**Information provided**.
◇ ◇ ◇ ◇ ◇ ◇ ◇

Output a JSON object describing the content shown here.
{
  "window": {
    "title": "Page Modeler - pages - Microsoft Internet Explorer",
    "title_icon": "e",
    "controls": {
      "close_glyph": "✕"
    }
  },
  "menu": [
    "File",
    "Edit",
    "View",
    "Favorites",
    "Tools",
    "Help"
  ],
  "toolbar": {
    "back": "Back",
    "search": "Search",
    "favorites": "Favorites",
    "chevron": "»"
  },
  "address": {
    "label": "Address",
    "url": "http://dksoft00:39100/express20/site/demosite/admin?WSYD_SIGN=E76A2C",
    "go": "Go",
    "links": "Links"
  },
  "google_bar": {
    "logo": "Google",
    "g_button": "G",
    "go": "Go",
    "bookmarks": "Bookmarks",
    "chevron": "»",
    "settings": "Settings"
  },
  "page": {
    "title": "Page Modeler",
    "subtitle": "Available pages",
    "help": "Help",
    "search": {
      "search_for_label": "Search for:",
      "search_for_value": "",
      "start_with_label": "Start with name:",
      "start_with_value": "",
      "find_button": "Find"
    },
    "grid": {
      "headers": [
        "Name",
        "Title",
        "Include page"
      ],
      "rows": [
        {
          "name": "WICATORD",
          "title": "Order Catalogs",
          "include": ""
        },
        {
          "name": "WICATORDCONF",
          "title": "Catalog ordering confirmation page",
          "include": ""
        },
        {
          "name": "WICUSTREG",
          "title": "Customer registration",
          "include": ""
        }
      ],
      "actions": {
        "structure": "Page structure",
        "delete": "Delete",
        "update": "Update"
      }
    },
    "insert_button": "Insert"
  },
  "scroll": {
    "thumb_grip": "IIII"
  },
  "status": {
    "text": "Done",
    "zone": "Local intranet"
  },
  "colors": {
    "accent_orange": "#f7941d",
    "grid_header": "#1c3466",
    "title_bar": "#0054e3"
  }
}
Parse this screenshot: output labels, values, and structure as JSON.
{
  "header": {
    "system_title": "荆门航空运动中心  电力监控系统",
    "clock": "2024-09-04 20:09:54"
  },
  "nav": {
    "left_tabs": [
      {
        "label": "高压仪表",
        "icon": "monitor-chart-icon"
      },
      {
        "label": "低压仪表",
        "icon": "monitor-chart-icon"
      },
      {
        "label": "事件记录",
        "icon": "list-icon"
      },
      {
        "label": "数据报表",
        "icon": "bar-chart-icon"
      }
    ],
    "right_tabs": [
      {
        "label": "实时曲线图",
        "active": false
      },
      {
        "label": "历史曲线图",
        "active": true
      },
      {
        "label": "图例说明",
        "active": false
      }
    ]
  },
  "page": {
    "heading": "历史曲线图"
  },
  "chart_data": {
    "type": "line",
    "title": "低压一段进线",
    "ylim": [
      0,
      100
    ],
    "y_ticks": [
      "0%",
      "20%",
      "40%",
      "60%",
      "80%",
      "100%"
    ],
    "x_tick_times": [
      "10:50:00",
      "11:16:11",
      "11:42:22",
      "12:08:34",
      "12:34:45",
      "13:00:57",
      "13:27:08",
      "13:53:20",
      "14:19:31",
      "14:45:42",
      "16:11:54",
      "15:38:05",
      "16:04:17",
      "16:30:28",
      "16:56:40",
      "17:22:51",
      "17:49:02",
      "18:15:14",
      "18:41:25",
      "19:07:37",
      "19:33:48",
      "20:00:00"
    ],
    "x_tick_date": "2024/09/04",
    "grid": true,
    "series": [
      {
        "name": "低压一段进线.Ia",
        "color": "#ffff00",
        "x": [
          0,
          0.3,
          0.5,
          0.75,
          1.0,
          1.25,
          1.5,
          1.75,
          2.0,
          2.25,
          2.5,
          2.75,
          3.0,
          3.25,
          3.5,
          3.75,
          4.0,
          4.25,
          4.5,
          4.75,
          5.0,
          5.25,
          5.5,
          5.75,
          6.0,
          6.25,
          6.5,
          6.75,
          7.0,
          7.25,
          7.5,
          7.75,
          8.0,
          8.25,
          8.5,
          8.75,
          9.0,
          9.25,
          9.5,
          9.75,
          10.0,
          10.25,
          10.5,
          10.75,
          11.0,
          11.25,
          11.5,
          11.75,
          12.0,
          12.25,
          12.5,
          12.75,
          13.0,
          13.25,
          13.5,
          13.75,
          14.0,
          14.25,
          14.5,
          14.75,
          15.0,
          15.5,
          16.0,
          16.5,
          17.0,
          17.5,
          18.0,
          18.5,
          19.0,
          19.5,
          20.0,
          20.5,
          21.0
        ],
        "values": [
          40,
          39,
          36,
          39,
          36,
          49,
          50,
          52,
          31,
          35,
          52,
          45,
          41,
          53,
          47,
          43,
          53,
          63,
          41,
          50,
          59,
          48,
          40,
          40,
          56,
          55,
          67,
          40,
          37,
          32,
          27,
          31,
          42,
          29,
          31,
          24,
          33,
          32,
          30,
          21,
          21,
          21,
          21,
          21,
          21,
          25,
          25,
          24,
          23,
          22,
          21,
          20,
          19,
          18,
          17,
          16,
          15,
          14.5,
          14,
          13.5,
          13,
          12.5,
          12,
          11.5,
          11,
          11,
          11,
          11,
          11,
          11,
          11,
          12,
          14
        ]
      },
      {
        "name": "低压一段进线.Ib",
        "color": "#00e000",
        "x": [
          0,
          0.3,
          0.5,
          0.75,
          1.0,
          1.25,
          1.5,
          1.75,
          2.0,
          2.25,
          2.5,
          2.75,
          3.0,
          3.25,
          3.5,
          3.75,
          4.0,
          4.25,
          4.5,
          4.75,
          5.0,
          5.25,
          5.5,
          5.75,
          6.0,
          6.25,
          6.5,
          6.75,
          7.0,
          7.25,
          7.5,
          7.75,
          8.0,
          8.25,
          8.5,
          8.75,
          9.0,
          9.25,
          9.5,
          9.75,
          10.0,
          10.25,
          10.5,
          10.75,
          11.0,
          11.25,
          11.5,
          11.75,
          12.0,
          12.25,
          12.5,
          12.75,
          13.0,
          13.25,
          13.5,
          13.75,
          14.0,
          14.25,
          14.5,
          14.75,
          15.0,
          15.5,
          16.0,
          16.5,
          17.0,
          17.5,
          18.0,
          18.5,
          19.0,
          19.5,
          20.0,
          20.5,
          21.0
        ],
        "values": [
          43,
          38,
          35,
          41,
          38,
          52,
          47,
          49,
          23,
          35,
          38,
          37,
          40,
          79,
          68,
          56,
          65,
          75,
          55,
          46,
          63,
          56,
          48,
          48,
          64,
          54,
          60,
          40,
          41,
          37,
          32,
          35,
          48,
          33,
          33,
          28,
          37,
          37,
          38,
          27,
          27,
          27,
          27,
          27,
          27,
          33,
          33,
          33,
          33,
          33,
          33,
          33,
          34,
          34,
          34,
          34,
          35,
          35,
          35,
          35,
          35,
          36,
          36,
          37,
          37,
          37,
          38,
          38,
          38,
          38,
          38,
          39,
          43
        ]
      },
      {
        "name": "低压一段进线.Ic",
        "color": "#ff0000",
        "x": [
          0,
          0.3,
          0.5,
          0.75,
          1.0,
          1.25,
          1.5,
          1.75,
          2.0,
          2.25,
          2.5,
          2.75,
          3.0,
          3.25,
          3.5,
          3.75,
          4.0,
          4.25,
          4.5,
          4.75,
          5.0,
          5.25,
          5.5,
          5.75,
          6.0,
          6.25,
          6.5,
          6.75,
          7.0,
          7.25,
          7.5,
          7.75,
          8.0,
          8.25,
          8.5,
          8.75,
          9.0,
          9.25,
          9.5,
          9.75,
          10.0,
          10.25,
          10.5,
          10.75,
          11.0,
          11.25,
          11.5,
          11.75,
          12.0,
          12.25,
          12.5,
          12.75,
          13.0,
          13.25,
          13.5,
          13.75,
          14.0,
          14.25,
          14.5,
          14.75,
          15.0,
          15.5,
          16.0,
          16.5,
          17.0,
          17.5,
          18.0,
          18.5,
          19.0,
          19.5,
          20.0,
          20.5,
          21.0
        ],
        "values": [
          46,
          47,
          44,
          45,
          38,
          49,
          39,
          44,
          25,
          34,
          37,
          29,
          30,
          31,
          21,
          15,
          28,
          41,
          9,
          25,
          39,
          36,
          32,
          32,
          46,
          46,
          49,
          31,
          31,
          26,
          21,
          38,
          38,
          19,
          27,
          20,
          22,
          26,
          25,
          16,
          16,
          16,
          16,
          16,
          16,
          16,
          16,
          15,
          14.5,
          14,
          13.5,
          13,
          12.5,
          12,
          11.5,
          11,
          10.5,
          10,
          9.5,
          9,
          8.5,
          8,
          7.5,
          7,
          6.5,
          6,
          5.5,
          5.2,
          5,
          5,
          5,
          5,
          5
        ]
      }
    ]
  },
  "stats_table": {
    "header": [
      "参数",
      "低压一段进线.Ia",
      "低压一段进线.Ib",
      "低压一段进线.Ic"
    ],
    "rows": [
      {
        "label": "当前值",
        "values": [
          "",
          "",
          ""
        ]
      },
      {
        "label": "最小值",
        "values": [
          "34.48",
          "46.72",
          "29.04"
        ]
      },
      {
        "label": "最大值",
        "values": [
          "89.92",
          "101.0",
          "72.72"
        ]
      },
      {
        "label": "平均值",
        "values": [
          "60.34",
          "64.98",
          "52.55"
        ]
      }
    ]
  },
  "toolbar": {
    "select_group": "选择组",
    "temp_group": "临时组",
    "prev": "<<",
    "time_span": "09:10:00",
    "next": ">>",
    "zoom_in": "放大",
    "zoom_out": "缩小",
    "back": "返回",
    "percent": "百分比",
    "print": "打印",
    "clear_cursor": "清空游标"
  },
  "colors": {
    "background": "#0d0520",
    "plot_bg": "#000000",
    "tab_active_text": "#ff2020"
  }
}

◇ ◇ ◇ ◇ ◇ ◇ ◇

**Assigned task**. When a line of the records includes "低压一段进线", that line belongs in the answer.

**Exercise response**.
    "title": "低压一段进线",
        "name": "低压一段进线.Ia",
        "name": "低压一段进线.Ib",
        "name": "低压一段进线.Ic",
      "低压一段进线.Ia",
      "低压一段进线.Ib",
      "低压一段进线.Ic"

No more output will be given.